**Task:** In the records below, some lines contain the word "Кнопка". Copy each of them.

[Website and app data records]
Segment Open

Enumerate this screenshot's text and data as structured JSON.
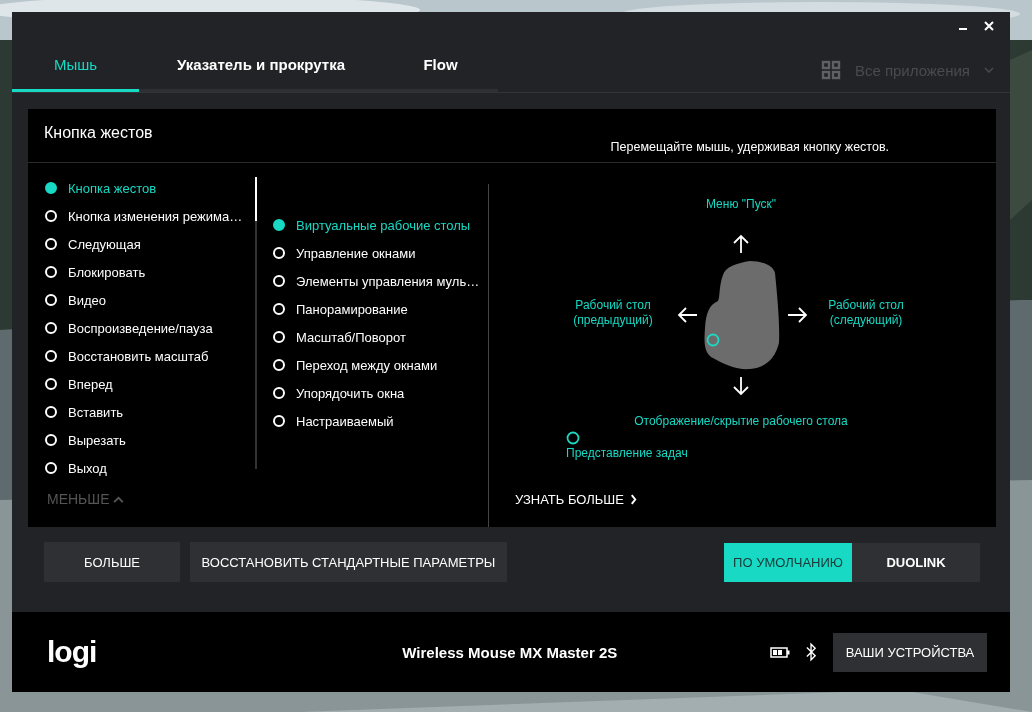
{
  "tabs": [
    {
      "label": "Мышь",
      "selected": true
    },
    {
      "label": "Указатель и прокрутка",
      "selected": false
    },
    {
      "label": "Flow",
      "selected": false
    }
  ],
  "app_filter": {
    "label": "Все приложения"
  },
  "panel": {
    "title": "Кнопка жестов",
    "hint": "Перемещайте мышь, удерживая кнопку жестов.",
    "buttons": [
      {
        "label": "Кнопка жестов",
        "selected": true
      },
      {
        "label": "Кнопка изменения режима…",
        "selected": false
      },
      {
        "label": "Следующая",
        "selected": false
      },
      {
        "label": "Блокировать",
        "selected": false
      },
      {
        "label": "Видео",
        "selected": false
      },
      {
        "label": "Воспроизведение/пауза",
        "selected": false
      },
      {
        "label": "Восстановить масштаб",
        "selected": false
      },
      {
        "label": "Вперед",
        "selected": false
      },
      {
        "label": "Вставить",
        "selected": false
      },
      {
        "label": "Вырезать",
        "selected": false
      },
      {
        "label": "Выход",
        "selected": false
      }
    ],
    "less_link": "МЕНЬШЕ",
    "actions": [
      {
        "label": "Виртуальные рабочие столы",
        "selected": true
      },
      {
        "label": "Управление окнами",
        "selected": false
      },
      {
        "label": "Элементы управления муль…",
        "selected": false
      },
      {
        "label": "Панорамирование",
        "selected": false
      },
      {
        "label": "Масштаб/Поворот",
        "selected": false
      },
      {
        "label": "Переход между окнами",
        "selected": false
      },
      {
        "label": "Упорядочить окна",
        "selected": false
      },
      {
        "label": "Настраиваемый",
        "selected": false
      }
    ],
    "gestures": {
      "up": "Меню \"Пуск\"",
      "left": "Рабочий стол (предыдущий)",
      "right": "Рабочий стол (следующий)",
      "down": "Отображение/скрытие рабочего стола",
      "click": "Представление задач"
    },
    "learn_more": "УЗНАТЬ БОЛЬШЕ"
  },
  "buttons": [
    "БОЛЬШЕ",
    "ВОССТАНОВИТЬ СТАНДАРТНЫЕ ПАРАМЕТРЫ"
  ],
  "modes": [
    {
      "label": "ПО УМОЛЧАНИЮ",
      "selected": true
    },
    {
      "label": "DUOLINK",
      "selected": false
    }
  ],
  "footer": {
    "logo": "logi",
    "device": "Wireless Mouse MX Master 2S",
    "devices_button": "ВАШИ УСТРОЙСТВА"
  }
}
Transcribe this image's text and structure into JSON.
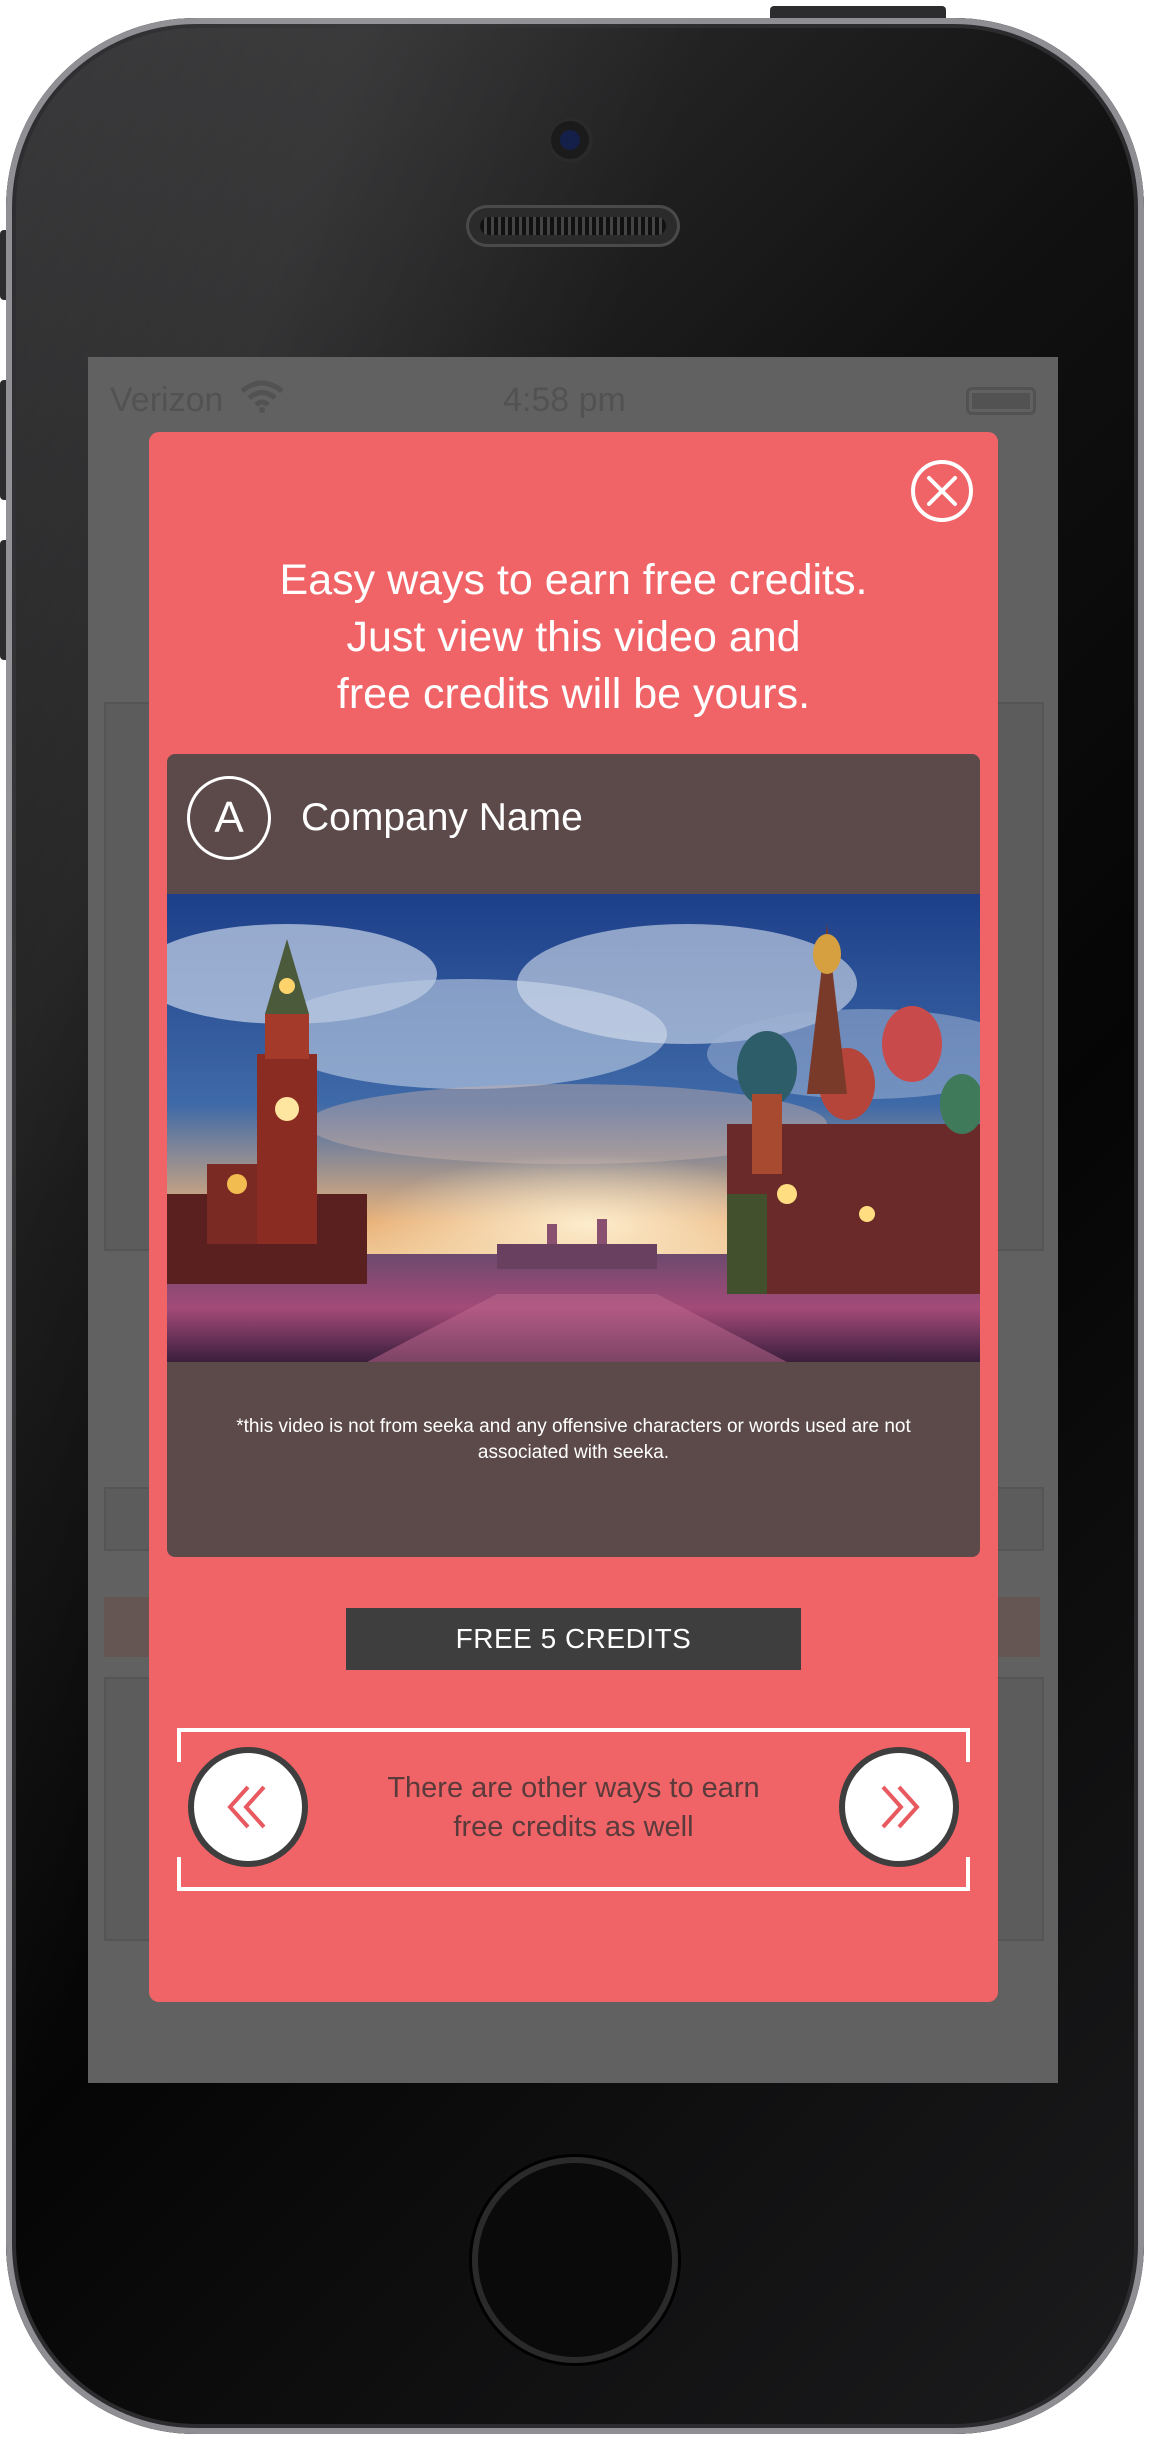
{
  "status_bar": {
    "carrier": "Verizon",
    "time": "4:58 pm"
  },
  "modal": {
    "headline": "Easy ways to earn free credits.\nJust view this video and\nfree credits will be yours.",
    "company": {
      "avatar_letter": "A",
      "name": "Company Name"
    },
    "disclaimer": "*this video is not from seeka and any offensive characters or words used are not associated with seeka.",
    "credits_button": "FREE 5 CREDITS",
    "other_ways_text": "There are other ways to earn\nfree credits as well"
  },
  "colors": {
    "modal_bg": "#f06468",
    "card_bg": "#5c4a4a",
    "button_bg": "#3e3e3e"
  },
  "icons": [
    "close-icon",
    "double-chevron-left-icon",
    "double-chevron-right-icon",
    "wifi-icon",
    "battery-icon"
  ]
}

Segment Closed

**Answer to the exercise:**
    "title": "Кнопка жестов",
        "label": "Кнопка жестов",
        "label": "Кнопка изменения режима…",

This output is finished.